The news of vulnerabilities in wireless infusion pumps highlights the incredibly complex technical data environments HDO’s security staff must contend with. HDOs utilize numerous converging networks that handle personally identifiable patient information across coding, billing, and insurance systems; clinical care management; inventory and supply chain management; and supporting industries like pharmaceuticals and radiology. If improperly configured, these devices could easily serve as a gateway for cybercriminals to carry out an attack against a patient or gain access to an HDO’s broader networks.

According to the report’s executive summary, the use of these and other connected medical devices “can create significant cybersecurity risk,” which then opens the door to both operational and safety risks. In addition to the direct risk posed to the patient, HDOs also face:

  • Wider network access by threat actors;
  • Loss or corruption of patient health or organizational data;
  • Violating Health Insurance Portability and Accountability Act (HIPAA) through a breach of personal health information;
  • Losses or disruptions to other healthcare services; and/or,
  • The potential for significant reputational and revenue damage.

With that in mind, the National Institute of Standards and Technology (NIST) and the National Cybersecurity Center of Excellence (NCCoE) partnered with a number of industry vendors and integrators to create standards, providing HDOs with a series of best practices.

According to the publication, the guide is aimed at helping HDOs to:

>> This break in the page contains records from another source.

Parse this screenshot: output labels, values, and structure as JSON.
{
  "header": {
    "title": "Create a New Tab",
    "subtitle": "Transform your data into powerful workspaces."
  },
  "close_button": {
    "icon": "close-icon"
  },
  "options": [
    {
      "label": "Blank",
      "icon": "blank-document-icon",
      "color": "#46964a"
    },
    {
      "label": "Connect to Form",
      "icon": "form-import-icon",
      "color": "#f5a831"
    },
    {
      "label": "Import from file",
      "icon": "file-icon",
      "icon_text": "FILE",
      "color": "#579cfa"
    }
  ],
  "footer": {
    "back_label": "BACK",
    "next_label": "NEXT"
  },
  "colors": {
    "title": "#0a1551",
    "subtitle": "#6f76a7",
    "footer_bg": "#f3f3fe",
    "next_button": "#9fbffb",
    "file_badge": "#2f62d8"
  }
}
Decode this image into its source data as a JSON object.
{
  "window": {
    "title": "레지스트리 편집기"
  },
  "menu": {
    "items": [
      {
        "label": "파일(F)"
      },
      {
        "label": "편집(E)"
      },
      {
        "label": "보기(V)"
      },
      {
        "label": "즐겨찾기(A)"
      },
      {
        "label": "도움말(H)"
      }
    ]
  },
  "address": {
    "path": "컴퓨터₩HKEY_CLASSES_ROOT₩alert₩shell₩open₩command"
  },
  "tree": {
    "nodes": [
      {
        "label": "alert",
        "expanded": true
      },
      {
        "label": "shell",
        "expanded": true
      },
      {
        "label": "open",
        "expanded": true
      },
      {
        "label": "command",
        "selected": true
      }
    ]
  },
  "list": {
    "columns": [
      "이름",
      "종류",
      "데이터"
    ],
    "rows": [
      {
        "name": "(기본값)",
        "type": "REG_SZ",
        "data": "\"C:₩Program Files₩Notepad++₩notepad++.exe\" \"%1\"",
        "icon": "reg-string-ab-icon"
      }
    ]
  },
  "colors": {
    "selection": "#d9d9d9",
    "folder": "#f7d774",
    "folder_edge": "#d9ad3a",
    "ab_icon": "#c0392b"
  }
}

  • “[R]educe cybersecurity risk, and potentially reduce impact to safety and operational risk, such as the loss of patient information or interference with the standard operation of a medical device”;
  • “[D]evelop and execute a defense-in-depth strategy that protects the enterprise with layers of security to avoid a single point of failure and provide strong support for availability”; and
  • “[I]mplement current cybersecurity standards and best practices, while maintaining the performance and usability of wireless infusion pumps.”

While directed at the healthcare industry, some of these best practices (such as the defense-in-depth strategy) are more broadly applicable. The free publication can be found at the NCCoE website.